Confusing? Let us break it down for you in simple terms.
What is Hearsay Evidence?
Hearsay evidence is a testimony made in court by a witness who was not present at the incident in question but heard about it from someone else. In general, hearsay evidence is not admissible in court unless in the case of some exceptions.
The Federal Rules of Evidence explicitly states that hearsay evidence can be admissible in court depending on certain factors. Under Federal Rule of Evidence Rule 803 – there are 23 exceptions to the rule against hearsay, allowing the hearsay/second-hand evidence to be admissible in court.
Exceptions To the Hearsay Rule
What the court cares about in criminal cases is whether there is reliable evidence admitted in the courts. Hence, like there are exceptions to most rules, there are also exceptions to the hearsay rule.
Let’s look at some of the most common scenarios where you can use hearsay evidence in court.
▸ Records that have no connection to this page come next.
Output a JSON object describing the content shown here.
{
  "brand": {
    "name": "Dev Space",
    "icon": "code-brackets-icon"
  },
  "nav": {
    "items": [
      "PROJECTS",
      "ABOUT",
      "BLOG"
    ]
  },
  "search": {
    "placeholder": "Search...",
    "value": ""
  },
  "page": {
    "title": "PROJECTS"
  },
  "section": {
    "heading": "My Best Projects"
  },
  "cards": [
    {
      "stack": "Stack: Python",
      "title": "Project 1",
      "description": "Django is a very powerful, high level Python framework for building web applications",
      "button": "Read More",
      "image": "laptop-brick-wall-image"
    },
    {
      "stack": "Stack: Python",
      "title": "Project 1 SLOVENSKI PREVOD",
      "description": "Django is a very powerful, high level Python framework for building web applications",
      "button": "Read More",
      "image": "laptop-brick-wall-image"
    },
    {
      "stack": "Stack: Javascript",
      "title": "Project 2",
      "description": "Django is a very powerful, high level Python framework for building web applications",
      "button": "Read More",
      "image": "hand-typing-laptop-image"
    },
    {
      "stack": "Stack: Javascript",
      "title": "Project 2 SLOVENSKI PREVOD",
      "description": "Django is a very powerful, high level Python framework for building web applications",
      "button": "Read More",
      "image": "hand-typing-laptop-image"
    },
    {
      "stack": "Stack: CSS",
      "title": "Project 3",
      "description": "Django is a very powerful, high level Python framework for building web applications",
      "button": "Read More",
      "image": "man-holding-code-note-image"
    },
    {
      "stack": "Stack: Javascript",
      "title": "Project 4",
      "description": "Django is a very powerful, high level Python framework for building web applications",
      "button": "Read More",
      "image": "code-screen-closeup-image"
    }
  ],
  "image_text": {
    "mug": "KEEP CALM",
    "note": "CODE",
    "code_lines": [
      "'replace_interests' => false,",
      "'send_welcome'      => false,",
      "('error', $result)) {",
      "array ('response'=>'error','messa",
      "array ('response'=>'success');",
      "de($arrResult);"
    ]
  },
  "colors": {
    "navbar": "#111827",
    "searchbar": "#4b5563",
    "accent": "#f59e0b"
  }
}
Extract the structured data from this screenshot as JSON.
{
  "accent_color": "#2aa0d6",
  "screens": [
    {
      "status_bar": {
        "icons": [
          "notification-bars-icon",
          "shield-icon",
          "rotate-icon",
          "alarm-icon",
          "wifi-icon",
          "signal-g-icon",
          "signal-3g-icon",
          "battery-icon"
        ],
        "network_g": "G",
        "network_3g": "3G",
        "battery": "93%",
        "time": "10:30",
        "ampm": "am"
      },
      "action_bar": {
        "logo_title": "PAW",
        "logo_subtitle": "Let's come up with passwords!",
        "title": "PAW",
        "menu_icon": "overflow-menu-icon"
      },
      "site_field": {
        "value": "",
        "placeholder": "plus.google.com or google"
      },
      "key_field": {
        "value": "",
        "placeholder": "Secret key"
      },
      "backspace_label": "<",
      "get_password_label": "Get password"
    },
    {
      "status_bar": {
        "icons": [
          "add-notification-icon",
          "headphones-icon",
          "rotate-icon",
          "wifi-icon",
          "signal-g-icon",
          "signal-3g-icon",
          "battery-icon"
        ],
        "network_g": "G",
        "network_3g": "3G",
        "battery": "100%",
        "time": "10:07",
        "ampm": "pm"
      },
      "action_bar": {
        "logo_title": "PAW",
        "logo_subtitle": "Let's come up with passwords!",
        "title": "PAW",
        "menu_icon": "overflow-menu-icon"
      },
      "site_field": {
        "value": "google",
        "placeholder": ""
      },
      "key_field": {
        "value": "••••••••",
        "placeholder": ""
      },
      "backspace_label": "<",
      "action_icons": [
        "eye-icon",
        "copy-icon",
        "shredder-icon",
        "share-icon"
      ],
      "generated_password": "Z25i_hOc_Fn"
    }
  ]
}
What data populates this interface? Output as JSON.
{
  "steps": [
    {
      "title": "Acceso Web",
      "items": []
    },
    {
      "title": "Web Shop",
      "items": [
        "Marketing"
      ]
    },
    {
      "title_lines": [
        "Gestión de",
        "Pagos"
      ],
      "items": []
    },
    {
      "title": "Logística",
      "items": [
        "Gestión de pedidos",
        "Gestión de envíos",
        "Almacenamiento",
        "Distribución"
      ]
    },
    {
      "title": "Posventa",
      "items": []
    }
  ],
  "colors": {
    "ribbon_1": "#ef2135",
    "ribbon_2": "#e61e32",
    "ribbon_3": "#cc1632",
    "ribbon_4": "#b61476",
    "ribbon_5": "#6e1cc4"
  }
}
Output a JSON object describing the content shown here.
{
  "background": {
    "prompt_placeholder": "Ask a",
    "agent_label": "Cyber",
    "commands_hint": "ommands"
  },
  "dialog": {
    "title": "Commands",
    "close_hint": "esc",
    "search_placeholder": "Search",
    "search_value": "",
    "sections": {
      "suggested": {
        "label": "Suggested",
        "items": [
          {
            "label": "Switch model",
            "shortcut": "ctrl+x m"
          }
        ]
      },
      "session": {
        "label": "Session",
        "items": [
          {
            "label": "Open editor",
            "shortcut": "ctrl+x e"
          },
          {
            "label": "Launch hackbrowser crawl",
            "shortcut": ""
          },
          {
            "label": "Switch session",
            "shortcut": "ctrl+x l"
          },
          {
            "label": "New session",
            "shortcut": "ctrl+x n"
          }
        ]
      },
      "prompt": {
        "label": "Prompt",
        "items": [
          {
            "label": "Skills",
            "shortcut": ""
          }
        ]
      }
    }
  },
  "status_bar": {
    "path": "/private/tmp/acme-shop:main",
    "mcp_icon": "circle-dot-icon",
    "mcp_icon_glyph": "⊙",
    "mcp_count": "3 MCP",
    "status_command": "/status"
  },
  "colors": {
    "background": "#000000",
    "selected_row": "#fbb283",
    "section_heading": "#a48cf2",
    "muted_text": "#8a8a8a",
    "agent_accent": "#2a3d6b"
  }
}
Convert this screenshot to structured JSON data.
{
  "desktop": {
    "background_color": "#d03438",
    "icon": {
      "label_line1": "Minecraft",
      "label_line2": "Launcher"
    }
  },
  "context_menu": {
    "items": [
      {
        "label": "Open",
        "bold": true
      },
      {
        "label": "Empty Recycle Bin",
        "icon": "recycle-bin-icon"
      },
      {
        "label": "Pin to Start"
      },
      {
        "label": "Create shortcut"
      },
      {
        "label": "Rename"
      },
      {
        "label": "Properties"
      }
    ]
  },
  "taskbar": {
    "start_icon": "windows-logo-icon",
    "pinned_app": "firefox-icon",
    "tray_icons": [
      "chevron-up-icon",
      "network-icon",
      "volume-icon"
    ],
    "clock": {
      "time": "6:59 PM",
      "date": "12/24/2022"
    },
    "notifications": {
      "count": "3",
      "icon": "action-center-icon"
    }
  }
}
- One exception is in cases of dying declarations. Statements made by a dying person are admissible in court because of the prevalent belief that people will not lie on their deathbed.
- A statement made immediately after or simultaneous to an event, which the declarant has perceived, is also admissible in court.
- Another exception is when statements are made for a medical diagnosis or treatment to a medical provider.
- Another common scenario when the hearsay evidence is admissible in court is if the statement has been made under the stress of excitement by the declarant.
These are some of the most common scenarios when hearsay evidence is admissible by the courts. In any case, it is important to know your rights and fight your case with all your might.
Get Off to the Right Start
If you or a loved one has been accused of a crime, you need to get off the right start and take the time to build your defense before you fight your case. The most important part is to make sure you get out on bail and save that precious time when you’re not convicted of the crime to stay out of jail.